### Task directions
Search the material below for the string "this". Return every line that holds it.

### Information provided

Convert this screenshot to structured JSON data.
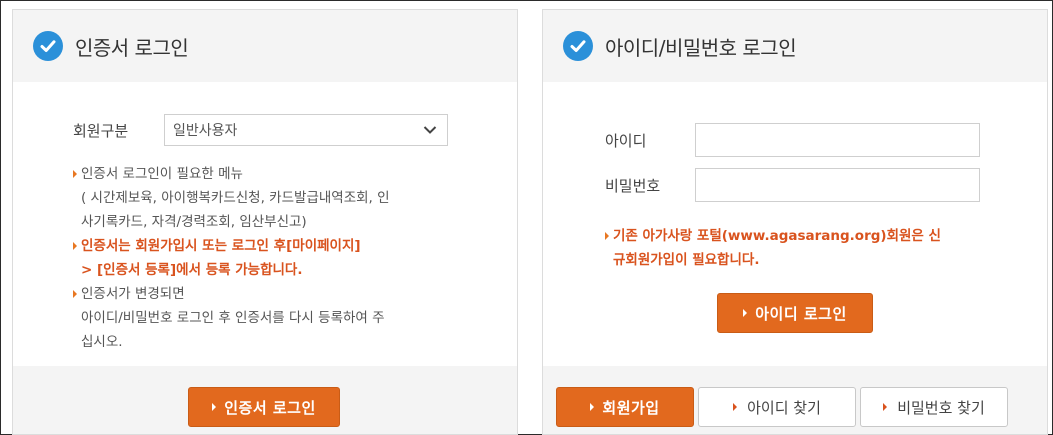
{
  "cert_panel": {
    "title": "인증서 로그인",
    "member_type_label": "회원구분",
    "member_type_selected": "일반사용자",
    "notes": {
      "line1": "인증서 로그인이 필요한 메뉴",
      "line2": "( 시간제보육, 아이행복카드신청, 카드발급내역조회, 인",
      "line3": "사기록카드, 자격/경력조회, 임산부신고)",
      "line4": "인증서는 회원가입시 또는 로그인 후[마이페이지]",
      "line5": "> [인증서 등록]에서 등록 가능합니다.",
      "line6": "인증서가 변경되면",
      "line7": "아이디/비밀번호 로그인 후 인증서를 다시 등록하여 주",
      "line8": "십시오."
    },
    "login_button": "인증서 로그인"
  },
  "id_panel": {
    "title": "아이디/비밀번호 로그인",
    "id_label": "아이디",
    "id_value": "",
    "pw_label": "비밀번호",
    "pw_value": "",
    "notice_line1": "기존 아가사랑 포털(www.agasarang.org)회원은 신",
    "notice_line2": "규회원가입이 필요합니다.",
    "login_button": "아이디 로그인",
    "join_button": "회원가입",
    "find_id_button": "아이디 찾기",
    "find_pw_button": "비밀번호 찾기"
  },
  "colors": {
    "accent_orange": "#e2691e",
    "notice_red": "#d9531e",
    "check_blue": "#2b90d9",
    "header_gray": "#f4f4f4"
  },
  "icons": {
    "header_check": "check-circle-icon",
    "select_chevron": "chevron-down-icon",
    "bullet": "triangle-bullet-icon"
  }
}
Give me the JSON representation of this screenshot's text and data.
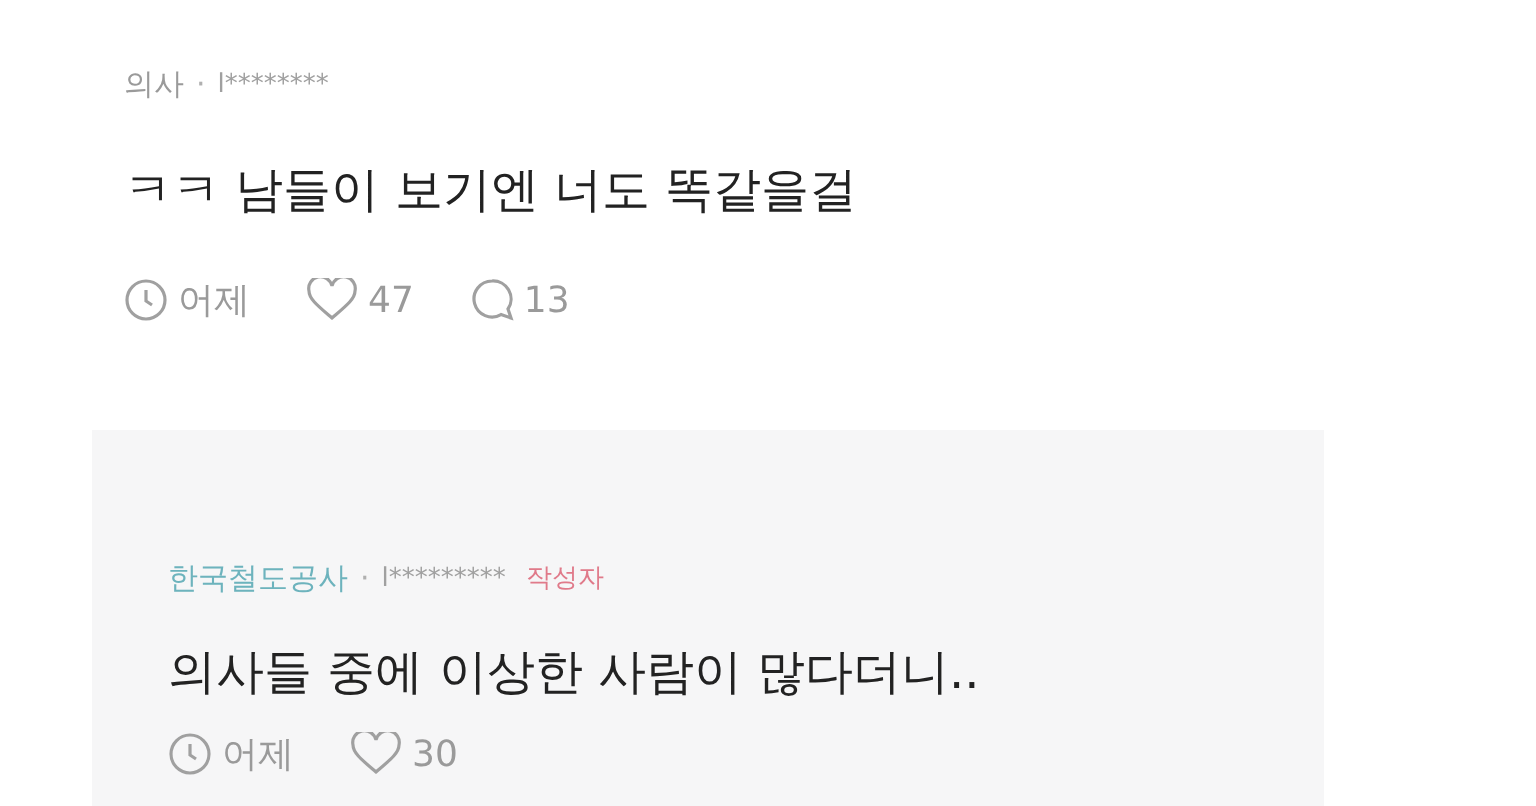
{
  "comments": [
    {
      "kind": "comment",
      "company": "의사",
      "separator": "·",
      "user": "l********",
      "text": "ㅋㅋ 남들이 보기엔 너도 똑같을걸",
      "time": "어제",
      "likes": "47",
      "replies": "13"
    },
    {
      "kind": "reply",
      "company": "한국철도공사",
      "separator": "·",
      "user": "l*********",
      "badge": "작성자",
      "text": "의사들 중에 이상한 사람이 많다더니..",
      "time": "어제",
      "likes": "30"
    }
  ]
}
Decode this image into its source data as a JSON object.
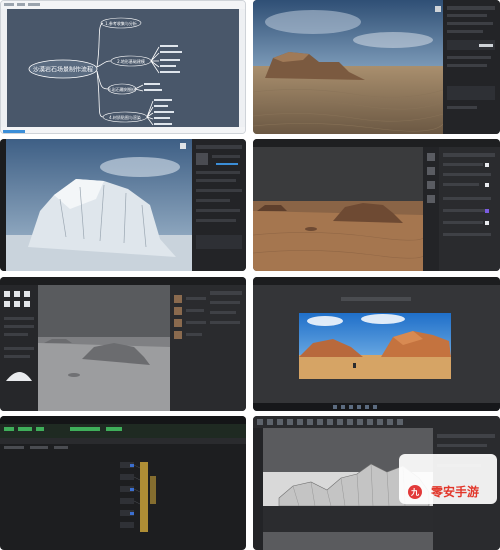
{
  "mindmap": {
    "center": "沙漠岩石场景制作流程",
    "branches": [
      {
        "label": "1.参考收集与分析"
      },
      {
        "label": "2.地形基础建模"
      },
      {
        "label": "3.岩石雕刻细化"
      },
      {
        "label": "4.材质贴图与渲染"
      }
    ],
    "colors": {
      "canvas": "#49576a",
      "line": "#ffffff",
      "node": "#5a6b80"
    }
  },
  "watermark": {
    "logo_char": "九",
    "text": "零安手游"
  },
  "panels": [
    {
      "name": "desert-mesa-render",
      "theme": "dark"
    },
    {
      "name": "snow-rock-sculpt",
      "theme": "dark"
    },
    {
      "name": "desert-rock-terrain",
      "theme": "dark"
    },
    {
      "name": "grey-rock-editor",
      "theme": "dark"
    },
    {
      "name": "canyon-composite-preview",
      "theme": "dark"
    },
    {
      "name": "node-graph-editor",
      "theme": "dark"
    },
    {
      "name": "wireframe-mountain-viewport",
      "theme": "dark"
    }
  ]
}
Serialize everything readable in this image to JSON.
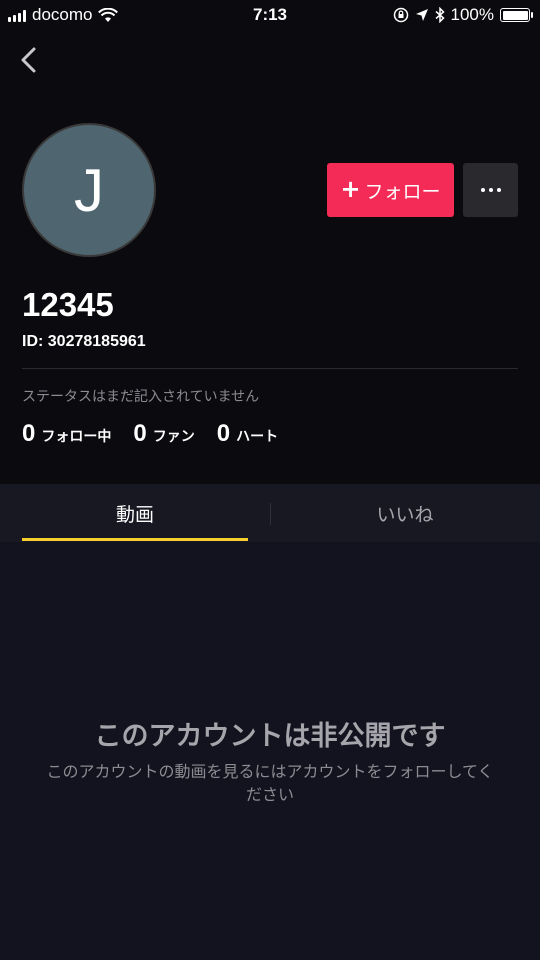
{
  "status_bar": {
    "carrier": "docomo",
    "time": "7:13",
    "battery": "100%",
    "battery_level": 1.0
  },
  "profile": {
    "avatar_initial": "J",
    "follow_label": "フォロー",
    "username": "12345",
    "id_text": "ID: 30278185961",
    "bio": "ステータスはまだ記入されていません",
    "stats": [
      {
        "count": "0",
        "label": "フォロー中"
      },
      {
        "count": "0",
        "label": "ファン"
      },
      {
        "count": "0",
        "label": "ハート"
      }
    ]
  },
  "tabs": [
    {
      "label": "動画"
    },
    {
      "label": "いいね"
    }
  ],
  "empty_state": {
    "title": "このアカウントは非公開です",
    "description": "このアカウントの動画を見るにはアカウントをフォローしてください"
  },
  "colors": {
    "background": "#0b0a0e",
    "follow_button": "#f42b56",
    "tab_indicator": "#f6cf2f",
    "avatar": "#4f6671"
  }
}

### Result below
Convert this screenshot to structured JSON data.
Give me the JSON representation of this screenshot's text and data.
Decode this image into its source data as a JSON object.
Serialize everything readable in this image to JSON.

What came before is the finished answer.